*** Block opens ***

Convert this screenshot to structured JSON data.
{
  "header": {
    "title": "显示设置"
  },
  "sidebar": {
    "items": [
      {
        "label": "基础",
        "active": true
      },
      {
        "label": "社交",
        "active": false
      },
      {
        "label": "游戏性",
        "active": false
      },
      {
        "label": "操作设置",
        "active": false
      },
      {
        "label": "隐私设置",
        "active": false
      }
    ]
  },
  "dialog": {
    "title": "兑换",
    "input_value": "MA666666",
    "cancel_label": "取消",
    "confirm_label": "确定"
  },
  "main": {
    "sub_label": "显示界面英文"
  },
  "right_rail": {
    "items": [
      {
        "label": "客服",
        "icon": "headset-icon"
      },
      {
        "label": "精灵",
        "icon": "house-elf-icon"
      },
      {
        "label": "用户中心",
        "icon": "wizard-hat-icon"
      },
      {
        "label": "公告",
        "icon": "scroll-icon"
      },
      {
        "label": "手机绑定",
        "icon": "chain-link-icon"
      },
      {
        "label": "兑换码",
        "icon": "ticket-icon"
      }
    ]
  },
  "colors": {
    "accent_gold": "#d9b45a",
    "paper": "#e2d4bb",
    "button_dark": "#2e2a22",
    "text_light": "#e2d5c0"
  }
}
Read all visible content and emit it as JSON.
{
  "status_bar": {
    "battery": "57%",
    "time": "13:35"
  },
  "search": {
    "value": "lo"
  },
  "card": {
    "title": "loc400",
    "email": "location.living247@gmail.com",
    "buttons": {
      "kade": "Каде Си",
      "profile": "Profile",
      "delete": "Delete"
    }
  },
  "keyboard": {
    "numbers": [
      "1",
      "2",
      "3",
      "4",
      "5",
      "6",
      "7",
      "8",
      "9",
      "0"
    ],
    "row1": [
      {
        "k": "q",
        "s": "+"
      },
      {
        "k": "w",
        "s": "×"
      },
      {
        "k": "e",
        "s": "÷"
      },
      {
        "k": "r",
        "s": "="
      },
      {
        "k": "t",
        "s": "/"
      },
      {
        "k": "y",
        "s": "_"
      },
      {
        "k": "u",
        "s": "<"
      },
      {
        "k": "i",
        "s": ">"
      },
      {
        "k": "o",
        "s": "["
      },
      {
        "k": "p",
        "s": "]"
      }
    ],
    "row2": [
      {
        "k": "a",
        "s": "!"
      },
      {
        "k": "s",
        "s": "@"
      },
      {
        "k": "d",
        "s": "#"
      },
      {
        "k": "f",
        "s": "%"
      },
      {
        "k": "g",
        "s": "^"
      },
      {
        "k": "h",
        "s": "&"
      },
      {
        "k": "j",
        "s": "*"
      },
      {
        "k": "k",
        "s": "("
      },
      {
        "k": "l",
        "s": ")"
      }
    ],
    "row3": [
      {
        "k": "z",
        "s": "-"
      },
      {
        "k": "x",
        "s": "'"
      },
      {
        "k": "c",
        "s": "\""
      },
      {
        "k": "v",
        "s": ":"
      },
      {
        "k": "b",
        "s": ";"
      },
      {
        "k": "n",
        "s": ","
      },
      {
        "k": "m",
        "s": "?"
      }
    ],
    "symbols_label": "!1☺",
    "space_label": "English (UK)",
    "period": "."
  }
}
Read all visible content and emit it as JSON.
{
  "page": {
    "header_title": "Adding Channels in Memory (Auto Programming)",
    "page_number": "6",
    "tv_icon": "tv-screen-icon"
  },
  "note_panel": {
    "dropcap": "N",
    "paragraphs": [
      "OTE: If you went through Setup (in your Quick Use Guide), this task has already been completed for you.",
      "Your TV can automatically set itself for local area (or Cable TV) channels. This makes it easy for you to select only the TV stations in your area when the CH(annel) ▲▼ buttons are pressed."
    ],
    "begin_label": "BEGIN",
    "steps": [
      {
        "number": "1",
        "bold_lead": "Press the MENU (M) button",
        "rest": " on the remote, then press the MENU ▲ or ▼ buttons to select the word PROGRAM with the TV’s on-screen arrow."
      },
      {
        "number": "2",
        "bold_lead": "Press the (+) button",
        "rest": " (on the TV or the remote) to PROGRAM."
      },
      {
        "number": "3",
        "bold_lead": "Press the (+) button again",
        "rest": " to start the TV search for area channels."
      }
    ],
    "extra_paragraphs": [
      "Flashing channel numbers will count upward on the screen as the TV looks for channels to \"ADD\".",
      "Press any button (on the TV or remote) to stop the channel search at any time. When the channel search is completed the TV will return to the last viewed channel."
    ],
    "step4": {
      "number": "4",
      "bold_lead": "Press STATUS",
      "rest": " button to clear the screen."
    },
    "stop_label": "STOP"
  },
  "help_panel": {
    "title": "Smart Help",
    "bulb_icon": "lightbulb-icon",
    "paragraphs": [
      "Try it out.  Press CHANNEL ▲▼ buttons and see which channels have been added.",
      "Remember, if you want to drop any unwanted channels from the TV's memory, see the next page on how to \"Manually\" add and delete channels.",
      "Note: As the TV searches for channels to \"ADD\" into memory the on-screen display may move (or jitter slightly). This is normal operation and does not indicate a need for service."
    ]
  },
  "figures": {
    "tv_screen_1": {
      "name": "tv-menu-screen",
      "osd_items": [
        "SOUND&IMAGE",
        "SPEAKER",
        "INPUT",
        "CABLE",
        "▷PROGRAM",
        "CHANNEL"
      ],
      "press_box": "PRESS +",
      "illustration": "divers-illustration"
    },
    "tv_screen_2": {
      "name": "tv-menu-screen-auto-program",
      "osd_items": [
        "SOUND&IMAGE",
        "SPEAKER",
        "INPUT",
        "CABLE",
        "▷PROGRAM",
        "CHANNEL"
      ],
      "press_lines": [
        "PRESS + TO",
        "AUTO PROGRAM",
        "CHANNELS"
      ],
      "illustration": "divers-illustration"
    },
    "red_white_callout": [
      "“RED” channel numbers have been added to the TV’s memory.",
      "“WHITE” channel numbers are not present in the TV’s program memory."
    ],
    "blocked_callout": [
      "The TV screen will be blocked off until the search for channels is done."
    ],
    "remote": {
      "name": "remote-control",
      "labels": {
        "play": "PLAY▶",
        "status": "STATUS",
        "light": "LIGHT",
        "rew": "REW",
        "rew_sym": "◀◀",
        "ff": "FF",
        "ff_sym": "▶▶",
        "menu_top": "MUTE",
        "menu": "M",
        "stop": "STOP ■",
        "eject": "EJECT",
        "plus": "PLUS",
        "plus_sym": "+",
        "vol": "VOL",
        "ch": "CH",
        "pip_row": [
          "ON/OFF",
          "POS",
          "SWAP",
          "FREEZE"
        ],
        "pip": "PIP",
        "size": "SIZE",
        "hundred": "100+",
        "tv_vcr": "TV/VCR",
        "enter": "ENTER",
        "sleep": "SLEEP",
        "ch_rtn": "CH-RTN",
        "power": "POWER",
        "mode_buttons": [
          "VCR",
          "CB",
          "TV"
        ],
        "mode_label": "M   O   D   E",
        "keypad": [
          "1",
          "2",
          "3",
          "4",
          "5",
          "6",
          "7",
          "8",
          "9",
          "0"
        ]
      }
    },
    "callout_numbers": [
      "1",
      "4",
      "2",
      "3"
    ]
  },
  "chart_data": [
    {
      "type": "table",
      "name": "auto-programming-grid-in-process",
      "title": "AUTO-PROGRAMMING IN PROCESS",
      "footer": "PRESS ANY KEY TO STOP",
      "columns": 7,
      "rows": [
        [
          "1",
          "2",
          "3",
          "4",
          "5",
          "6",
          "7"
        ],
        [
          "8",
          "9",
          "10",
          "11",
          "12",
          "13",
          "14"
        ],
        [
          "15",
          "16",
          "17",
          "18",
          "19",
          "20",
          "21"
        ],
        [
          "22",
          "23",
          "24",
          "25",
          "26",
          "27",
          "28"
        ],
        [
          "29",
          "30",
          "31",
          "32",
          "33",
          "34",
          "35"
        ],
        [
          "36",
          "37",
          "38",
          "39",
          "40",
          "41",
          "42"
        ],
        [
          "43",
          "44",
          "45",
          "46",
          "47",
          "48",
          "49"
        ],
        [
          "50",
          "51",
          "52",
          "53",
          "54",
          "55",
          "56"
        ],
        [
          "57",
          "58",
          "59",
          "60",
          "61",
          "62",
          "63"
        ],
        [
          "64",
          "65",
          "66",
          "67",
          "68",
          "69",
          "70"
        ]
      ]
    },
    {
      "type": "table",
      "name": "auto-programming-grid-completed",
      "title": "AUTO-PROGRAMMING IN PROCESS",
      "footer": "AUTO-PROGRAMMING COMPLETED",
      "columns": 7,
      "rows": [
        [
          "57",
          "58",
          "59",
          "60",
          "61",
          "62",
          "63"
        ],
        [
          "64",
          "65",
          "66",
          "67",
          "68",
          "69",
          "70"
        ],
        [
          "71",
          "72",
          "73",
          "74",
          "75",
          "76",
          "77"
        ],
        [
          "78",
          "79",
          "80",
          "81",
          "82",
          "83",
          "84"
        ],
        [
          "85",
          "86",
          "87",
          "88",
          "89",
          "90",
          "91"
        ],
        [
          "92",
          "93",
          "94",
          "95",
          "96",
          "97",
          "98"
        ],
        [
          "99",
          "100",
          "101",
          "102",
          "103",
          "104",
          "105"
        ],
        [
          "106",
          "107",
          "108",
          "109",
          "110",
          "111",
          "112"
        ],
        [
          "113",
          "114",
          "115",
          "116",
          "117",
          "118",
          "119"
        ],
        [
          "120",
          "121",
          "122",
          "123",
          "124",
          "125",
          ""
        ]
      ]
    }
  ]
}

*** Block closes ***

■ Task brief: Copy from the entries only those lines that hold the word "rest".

■ Answer box:
        "rest": " on the remote, then press the MENU ▲ or ▼ buttons to select the word PROGRAM with the TV’s on-screen arrow."
        "rest": " (on the TV or the remote) to PROGRAM."
        "rest": " to start the TV search for area channels."
      "rest": " button to clear the screen."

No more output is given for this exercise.